Various approaches have been proposed to include the effect of pH in Molecular Dynamics (MD) simulations. Among these, the lambda-dynamics approach proposed by Brooks and co-workers can be performed with little computational overhead and hence be used to routinely perform MD simulations at microsecond timescales, as shown in the accompanying paper. At such timescales, however, the accuracy of the molecular mechanics force field and the parameterization becomes critical.
Here, we address these issues and provide the community with guidelines on how to set up and perform long timescale constant pH MD simulations. We found that barriers associated with the torsions of side chains in the CHARMM36m force field are too high for reaching convergence in constant pH MD simulations on microsecond timescales. To avoid the high computational cost of extending the sampling, we propose small modifications to the force field to selectively reduce the torsional barriers.
We demonstrate that with such modifications we obtain converged distributions of both protonation and torsional degrees of freedom and hence consistent pKa estimates, while the sampling of the overall configurational space accessible to proteins is unaffected as compared to normal MD simulations.

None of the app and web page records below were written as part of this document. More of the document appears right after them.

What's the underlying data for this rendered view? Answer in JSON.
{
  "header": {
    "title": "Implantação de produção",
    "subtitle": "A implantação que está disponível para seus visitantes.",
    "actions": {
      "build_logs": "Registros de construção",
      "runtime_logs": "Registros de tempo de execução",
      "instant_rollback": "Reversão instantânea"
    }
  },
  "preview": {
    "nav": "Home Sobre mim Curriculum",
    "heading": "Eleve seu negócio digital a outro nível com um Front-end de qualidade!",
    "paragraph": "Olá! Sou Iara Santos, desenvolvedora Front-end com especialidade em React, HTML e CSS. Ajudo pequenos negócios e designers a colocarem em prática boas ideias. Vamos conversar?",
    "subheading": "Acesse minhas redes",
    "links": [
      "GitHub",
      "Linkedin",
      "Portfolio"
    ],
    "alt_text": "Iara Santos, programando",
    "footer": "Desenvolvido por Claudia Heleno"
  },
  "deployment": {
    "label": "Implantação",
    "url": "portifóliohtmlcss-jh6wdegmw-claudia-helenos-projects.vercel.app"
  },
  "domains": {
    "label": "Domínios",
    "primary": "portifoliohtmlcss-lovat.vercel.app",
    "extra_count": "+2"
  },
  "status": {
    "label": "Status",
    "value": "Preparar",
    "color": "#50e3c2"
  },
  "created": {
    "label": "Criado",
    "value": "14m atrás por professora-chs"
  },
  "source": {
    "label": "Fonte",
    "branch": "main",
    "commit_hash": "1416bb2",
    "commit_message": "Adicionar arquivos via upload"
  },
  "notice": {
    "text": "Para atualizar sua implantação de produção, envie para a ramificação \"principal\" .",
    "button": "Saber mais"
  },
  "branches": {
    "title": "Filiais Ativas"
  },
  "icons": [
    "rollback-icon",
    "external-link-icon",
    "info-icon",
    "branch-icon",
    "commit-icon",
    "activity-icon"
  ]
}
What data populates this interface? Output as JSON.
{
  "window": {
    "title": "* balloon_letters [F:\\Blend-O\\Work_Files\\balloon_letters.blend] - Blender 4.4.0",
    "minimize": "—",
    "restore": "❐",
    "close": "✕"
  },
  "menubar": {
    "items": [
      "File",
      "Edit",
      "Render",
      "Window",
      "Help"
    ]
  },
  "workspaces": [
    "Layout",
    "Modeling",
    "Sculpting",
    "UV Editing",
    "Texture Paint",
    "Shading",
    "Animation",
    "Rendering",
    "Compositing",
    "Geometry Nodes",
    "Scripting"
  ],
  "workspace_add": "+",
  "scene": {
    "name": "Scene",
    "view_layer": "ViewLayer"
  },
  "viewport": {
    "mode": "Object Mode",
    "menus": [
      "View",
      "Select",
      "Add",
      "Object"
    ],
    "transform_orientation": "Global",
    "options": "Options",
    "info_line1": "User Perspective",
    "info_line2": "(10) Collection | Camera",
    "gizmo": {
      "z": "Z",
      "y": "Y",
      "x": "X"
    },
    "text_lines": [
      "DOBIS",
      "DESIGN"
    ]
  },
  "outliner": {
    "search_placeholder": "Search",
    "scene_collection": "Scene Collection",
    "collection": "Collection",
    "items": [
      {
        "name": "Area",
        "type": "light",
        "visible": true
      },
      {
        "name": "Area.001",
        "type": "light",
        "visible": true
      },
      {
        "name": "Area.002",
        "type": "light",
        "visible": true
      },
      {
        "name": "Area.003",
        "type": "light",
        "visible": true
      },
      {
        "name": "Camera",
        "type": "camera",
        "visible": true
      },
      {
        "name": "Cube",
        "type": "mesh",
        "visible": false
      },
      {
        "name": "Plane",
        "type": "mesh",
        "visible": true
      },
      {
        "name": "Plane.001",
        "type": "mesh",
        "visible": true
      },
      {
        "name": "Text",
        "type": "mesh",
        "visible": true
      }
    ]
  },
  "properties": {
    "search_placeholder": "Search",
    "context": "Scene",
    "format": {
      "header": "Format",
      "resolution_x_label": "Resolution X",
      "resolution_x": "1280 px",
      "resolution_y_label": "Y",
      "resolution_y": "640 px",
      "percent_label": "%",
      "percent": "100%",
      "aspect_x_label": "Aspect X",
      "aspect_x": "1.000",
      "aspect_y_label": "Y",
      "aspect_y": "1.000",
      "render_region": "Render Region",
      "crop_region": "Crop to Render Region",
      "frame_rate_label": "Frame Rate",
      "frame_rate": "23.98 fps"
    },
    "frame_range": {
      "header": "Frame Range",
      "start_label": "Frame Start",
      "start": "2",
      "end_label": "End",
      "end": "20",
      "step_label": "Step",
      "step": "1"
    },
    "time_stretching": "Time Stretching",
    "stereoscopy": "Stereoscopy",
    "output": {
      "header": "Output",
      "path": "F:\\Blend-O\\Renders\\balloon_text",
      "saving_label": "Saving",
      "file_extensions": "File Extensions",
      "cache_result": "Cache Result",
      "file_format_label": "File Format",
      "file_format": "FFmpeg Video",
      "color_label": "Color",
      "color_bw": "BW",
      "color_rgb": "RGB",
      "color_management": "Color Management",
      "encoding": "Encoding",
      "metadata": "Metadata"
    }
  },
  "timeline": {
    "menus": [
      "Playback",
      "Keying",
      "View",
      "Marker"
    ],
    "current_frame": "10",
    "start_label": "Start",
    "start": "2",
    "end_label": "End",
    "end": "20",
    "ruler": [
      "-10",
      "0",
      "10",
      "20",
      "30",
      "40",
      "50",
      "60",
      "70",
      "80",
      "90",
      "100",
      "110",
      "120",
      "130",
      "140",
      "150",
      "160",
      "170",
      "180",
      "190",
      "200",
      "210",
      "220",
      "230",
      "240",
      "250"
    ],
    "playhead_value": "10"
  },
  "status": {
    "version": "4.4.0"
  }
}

We also show that the results of constant pH MD depend on the accuracy of the correction potentials. While these potentials are typically obtained by fitting a low-order polynomial to calculated free energy profiles, we find that higher-order fits are essential to provide accurate and consistent results.
By resolving problems in accuracy and sampling, the work described in this and the accompanying paper paves the way to the widespread application of constant pH MD.
[maxbutton id=”4″ url=”https://doi.org/10.26434/chemrxiv-2022-c6lg2″ text=”Preprint” linktitle=”ChemRxiv: Best practices in constant pH MD simulations: accuracy and sampling” ]
Pavel Buslaev, Noora Aho, Anton Jansen, Paul Bauer, Berk Hess, Gerrit Groenhof (2022):
Best practices in constant pH MD simulations: accuracy and sampling.